- **Activity**
Give the number of lines containing "сторінок" in this listing, with no other words.
*** Opening of Listed records ***
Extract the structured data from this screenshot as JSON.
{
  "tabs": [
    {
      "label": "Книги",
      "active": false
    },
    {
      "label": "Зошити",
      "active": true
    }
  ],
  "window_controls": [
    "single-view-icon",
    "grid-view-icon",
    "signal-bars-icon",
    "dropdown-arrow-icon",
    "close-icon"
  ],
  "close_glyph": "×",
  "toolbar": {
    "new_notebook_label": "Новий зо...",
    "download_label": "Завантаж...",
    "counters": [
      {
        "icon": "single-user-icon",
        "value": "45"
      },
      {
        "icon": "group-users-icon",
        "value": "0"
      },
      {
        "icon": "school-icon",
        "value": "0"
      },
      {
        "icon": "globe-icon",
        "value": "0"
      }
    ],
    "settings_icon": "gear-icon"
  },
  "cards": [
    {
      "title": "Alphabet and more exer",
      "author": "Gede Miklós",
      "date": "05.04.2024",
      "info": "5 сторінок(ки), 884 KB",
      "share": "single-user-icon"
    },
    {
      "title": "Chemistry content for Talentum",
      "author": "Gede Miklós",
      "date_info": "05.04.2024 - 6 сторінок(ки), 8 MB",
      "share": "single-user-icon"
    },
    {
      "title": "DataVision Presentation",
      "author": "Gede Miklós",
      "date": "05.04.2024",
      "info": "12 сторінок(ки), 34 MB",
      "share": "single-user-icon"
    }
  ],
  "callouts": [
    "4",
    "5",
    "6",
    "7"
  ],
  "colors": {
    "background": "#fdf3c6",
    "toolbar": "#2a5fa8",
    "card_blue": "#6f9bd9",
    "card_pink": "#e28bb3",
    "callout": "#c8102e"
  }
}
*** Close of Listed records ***
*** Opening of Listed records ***
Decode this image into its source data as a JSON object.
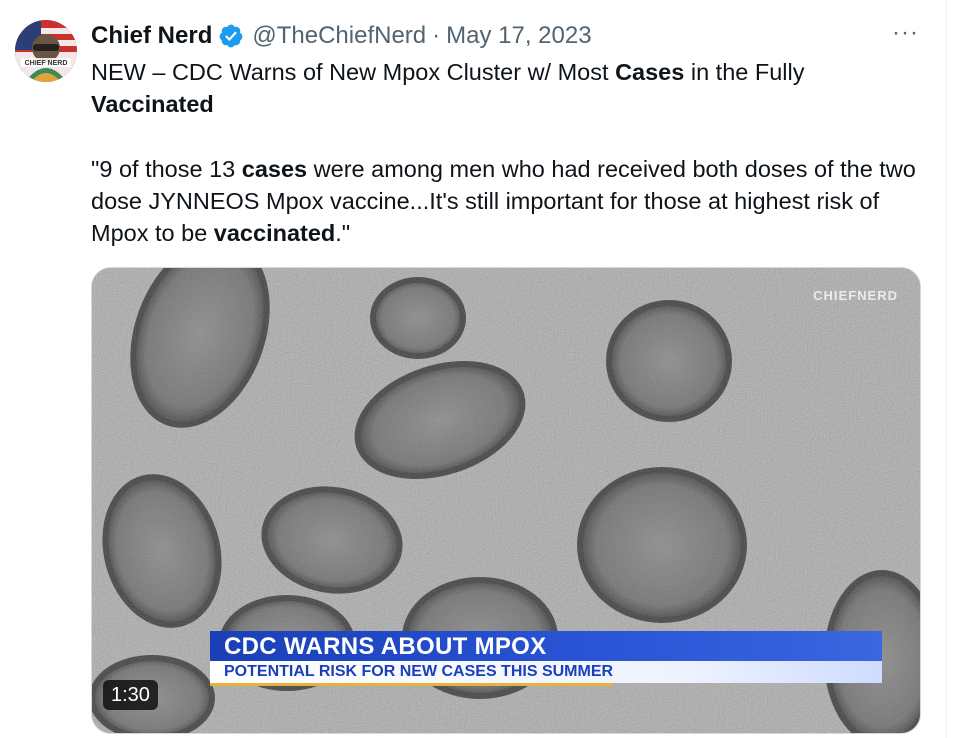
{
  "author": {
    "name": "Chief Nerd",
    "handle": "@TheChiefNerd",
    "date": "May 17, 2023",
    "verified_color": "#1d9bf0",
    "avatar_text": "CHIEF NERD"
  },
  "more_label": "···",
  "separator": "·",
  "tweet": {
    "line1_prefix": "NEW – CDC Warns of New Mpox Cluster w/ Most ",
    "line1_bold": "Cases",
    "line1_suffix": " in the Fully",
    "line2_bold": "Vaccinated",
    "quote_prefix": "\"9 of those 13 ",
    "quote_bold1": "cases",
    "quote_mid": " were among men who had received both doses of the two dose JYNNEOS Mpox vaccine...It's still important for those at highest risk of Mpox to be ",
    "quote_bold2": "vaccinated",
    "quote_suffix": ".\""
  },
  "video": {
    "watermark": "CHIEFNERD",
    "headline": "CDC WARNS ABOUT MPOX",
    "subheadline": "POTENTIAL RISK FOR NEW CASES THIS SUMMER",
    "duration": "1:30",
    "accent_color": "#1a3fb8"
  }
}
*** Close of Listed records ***
- **Written response**
3